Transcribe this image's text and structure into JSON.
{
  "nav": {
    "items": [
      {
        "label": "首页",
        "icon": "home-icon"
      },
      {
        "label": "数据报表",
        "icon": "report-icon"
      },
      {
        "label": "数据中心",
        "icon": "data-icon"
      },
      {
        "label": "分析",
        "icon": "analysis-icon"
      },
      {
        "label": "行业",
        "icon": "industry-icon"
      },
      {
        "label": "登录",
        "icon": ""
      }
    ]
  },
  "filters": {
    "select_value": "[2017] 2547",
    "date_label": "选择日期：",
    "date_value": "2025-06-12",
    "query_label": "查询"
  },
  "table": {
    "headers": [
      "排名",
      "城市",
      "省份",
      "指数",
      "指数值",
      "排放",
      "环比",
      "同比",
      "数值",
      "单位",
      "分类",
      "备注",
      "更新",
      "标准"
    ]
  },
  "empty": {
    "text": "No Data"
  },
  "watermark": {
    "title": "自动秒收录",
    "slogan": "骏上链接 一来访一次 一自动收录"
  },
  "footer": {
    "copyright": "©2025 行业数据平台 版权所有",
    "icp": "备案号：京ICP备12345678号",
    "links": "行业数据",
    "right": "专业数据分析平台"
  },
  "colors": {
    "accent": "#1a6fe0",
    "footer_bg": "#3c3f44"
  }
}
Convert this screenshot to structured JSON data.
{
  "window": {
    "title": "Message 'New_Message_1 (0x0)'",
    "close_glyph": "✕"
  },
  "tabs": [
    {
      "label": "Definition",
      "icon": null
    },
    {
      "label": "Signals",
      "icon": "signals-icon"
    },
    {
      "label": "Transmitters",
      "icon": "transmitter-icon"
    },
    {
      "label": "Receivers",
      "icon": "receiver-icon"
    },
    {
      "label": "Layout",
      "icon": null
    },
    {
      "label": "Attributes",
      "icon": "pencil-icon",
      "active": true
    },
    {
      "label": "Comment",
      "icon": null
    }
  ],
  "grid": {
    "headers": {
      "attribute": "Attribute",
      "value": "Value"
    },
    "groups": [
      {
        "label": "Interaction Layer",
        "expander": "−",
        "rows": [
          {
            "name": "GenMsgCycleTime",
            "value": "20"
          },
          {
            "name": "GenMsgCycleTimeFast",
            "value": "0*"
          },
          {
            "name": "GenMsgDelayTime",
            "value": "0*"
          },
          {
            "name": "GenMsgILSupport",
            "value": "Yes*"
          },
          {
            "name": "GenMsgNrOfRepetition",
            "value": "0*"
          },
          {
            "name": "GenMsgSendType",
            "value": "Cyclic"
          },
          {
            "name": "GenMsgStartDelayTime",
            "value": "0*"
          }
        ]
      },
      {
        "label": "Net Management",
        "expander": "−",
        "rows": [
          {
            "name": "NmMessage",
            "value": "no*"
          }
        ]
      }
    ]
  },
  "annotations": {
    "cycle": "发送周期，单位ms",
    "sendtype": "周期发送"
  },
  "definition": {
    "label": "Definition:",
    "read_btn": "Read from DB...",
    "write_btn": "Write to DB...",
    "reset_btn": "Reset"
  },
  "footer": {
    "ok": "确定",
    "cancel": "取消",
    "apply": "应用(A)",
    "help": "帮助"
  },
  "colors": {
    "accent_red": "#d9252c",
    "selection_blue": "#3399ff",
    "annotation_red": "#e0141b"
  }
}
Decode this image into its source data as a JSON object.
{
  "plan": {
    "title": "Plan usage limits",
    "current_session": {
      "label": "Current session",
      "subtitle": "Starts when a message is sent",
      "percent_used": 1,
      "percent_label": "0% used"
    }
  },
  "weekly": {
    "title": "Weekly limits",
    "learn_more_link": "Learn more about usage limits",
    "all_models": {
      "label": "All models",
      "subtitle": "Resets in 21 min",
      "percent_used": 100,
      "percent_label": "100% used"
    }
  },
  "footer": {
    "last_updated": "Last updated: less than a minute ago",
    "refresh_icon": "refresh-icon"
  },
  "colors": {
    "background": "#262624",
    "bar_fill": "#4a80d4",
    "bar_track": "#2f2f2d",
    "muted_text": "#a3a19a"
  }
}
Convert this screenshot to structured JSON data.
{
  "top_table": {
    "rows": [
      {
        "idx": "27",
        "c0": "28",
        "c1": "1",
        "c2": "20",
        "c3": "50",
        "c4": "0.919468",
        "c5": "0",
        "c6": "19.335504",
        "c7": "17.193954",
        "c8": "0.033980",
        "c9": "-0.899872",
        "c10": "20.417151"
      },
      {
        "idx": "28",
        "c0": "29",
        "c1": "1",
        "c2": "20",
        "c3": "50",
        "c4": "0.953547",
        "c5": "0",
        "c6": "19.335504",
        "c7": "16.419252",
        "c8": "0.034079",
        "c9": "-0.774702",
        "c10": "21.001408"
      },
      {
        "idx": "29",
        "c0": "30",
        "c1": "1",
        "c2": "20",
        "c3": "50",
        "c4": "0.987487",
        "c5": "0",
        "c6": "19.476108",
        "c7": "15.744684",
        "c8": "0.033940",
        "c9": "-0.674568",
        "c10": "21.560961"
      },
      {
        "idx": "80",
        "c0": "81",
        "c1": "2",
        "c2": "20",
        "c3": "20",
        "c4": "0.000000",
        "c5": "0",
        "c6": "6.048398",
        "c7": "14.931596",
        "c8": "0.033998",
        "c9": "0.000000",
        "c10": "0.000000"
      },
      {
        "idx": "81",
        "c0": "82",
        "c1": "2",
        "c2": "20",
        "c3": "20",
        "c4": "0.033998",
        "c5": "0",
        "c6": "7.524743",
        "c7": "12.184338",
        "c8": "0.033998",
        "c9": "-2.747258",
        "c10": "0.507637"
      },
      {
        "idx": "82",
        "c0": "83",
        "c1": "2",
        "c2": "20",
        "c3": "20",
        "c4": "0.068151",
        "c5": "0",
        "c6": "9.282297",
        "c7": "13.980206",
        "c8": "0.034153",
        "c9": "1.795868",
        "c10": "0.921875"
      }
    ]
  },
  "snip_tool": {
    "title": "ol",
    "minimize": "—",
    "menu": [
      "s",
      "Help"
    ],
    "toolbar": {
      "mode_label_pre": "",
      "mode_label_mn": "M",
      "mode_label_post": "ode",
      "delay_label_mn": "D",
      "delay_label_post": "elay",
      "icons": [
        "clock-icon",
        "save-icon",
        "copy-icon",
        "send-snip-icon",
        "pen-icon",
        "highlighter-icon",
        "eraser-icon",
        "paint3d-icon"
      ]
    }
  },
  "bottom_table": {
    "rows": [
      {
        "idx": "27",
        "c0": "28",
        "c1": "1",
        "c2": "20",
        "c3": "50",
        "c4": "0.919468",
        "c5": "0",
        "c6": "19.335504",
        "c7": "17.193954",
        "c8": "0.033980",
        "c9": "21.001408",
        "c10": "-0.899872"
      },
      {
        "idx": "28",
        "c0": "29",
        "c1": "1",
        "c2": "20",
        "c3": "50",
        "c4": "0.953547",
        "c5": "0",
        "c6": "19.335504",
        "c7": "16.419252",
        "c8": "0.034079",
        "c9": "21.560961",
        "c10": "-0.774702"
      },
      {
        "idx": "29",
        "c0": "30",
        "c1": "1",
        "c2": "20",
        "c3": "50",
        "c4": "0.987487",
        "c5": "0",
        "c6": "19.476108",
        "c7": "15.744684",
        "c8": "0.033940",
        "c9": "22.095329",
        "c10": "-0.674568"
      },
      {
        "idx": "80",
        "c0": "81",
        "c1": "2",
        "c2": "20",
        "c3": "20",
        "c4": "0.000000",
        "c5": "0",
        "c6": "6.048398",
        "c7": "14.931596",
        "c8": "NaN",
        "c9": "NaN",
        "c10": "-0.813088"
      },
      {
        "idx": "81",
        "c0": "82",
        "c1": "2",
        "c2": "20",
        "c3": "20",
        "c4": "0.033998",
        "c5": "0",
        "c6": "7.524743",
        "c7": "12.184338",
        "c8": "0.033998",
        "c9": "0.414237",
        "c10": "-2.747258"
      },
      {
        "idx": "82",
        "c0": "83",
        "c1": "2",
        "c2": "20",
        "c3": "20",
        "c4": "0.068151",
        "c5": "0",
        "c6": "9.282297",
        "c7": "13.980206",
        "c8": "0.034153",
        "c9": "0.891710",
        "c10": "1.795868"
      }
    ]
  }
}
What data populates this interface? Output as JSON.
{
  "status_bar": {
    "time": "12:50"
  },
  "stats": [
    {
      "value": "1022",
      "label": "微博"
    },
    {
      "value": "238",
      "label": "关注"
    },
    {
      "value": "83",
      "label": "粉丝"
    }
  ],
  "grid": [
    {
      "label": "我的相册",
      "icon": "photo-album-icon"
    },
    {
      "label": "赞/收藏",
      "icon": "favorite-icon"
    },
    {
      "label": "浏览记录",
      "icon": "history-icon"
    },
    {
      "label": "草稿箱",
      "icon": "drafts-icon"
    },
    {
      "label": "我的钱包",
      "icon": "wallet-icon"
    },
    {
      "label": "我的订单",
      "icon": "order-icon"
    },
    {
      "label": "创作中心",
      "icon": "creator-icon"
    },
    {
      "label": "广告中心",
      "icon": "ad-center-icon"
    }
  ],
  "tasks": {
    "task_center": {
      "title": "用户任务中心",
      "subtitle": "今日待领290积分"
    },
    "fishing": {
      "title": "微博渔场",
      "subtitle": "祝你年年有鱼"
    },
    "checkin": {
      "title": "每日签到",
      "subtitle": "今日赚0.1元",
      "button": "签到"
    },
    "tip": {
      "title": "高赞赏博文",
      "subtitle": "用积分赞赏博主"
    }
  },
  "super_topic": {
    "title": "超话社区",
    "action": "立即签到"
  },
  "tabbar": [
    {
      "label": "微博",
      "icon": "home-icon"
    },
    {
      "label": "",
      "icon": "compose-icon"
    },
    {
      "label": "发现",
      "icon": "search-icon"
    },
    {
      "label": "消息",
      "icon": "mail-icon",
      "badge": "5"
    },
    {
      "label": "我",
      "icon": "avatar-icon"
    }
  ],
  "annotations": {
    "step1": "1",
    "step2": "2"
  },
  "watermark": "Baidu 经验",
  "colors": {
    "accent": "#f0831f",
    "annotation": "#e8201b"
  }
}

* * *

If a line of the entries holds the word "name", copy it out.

            "name": "GenMsgCycleTime",
            "name": "GenMsgCycleTimeFast",
            "name": "GenMsgDelayTime",
            "name": "GenMsgILSupport",
            "name": "GenMsgNrOfRepetition",
            "name": "GenMsgSendType",
            "name": "GenMsgStartDelayTime",
            "name": "NmMessage",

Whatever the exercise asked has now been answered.